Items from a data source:
>>>
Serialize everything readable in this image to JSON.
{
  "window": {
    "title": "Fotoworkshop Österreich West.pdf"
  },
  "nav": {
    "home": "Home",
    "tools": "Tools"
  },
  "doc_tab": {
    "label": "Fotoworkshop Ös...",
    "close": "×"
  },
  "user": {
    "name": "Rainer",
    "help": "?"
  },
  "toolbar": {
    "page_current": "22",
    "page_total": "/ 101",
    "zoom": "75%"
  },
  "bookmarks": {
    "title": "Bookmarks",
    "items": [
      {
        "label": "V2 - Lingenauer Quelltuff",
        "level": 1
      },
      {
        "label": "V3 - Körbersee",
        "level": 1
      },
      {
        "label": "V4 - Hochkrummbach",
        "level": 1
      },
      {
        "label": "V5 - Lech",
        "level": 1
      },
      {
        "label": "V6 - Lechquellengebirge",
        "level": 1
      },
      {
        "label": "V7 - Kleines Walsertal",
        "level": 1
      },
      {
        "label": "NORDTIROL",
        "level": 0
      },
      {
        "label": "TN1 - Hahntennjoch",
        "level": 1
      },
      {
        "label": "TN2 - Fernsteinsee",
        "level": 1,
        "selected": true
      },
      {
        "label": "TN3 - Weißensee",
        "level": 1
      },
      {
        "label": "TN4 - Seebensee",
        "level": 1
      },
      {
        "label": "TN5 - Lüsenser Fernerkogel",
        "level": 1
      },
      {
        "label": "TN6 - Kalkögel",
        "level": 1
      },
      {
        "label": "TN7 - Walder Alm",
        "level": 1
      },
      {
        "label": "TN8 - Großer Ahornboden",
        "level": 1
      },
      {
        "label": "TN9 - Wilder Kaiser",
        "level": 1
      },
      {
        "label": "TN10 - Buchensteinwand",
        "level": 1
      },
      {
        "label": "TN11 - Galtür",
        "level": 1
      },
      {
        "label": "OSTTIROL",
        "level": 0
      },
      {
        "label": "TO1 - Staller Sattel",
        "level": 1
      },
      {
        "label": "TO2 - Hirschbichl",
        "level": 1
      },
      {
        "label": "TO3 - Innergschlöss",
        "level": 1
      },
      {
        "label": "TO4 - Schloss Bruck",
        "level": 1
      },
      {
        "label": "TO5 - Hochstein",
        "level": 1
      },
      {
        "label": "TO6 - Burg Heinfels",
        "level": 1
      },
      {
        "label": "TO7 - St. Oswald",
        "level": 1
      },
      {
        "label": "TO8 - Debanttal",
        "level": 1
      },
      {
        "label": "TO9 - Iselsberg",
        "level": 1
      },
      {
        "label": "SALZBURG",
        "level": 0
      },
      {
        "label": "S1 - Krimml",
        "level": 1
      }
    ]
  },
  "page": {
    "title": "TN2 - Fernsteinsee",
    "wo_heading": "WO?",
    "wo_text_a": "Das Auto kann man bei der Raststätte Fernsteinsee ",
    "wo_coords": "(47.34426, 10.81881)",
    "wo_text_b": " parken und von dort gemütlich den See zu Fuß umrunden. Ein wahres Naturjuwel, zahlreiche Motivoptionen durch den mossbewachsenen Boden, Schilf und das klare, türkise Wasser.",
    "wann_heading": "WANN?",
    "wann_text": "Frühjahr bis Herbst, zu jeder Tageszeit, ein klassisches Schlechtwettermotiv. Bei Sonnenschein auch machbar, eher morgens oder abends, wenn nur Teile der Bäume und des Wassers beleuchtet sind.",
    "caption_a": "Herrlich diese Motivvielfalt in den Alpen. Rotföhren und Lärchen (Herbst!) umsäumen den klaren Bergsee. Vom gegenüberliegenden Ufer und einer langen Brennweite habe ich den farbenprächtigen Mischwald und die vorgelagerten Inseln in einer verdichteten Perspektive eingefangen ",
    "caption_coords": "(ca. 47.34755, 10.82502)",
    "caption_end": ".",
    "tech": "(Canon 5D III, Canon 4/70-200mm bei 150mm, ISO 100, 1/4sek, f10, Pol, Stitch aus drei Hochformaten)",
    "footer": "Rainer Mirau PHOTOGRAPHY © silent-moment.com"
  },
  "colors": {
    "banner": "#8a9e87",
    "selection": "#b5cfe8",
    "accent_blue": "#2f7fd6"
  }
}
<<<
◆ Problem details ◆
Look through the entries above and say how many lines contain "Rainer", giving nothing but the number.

◆ Task solution ◆
2